“If President Mubarak is removed, and these uprisings lead to the establishment of a true democratic system, then I think everyone will benefit,” Shahin stated. “It would ensure a fair representation of the Copts within the political structures and the state.”
“But we're still really far from being there,” he acknowledged.
Egyptian Christians want their rights and legal status to be handled by what Shahin called “real governing institutions” – the judiciary and legislature – instead of the frequently brutal and corrupt state security apparatus. They want the right to build new churches, and an end to discriminatory policies that leave them socially, politically, and economically marginalized.
Shahin believes most Egyptians want to grant these rights to the Coptic Christians.
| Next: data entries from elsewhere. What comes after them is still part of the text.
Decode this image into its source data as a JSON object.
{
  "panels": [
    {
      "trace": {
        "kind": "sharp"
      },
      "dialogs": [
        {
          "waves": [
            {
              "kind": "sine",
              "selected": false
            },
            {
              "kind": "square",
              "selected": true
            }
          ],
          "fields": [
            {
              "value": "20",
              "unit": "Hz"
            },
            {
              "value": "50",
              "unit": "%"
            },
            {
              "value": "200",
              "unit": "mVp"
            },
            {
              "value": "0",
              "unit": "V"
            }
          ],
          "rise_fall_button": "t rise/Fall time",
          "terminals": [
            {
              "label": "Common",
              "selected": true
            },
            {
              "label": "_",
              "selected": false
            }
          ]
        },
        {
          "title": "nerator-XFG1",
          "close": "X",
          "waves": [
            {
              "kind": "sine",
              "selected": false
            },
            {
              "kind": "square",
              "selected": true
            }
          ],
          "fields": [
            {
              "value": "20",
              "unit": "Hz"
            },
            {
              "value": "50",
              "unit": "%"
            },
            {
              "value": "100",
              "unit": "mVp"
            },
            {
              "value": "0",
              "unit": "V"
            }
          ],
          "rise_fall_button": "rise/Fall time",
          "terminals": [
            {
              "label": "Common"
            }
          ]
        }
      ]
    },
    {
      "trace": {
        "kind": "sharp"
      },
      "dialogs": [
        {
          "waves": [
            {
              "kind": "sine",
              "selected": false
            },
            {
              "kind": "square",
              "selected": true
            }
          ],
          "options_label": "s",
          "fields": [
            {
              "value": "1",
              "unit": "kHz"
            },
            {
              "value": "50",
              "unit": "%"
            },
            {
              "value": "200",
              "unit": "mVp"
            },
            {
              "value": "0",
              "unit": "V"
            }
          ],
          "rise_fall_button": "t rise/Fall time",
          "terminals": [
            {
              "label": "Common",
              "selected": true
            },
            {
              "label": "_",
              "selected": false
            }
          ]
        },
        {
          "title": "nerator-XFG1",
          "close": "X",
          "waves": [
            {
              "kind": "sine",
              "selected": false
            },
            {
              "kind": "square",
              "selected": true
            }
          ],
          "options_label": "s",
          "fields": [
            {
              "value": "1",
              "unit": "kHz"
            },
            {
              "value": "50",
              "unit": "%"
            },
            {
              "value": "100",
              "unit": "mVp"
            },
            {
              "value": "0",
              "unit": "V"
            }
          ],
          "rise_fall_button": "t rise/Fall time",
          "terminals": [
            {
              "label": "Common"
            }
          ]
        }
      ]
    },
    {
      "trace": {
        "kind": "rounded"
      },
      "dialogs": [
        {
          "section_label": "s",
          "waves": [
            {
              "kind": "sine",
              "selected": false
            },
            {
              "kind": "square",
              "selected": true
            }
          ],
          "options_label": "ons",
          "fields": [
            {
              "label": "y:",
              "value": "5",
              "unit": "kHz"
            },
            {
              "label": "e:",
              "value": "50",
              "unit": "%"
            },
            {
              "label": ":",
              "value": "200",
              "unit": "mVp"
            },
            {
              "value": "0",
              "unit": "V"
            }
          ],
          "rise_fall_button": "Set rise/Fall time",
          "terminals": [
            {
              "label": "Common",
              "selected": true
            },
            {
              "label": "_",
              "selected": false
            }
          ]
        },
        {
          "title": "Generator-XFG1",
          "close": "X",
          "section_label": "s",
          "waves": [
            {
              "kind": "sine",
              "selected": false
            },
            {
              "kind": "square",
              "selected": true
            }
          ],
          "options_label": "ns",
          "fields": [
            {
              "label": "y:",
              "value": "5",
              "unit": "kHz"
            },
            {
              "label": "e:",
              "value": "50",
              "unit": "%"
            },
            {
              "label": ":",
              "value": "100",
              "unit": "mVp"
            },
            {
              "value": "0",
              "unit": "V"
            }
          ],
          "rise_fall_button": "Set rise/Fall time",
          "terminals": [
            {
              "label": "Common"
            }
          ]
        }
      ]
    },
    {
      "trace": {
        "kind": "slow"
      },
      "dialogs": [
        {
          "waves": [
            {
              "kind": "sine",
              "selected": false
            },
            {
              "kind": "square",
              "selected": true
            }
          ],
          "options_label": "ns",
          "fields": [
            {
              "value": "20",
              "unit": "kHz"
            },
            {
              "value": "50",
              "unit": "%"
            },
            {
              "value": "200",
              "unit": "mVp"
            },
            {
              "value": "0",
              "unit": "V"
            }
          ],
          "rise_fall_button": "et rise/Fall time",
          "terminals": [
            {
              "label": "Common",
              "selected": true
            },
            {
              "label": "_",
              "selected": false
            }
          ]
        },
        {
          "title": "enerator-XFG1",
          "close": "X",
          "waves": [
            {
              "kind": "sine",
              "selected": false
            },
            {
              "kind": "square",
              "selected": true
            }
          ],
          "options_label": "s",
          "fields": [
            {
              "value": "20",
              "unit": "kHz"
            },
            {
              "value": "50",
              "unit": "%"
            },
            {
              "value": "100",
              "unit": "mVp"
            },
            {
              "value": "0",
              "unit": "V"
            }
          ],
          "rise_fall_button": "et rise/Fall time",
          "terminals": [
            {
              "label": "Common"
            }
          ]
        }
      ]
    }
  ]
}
President Mubarak, however, has not been inclined to do so.
“Mubarak doesn't want to appear weak – because Pope Shenouda is a very strong and highly political figure. He doesn't want to give any concession to him. He's been at war with the Islamists, including the Muslim Brotherhood, so he doesn't want to appear – in front of a majority Muslim population – as giving concessions to Copts, while cracking down on Islamists.”
It's not clear whether the protesters can achieve their goal of ousting Mubarak, or how they will move forward if they succeed. “It's difficult to anticipate where this is going,” Shahin reflected. “It all depends on the public, and how steadfast they will be in continuing with the protests and demonstrations.”
The two most likely outcomes, Shahin predicted, were “someone from the military taking power – either directly or indirectly – or a transitional unity government.”
“In terms of names,” he said, “I can think of 10 or 15 people who can successfully head a transitional government – one that would prepare the groundwork for a true and meaningful change, and a democratic transition.”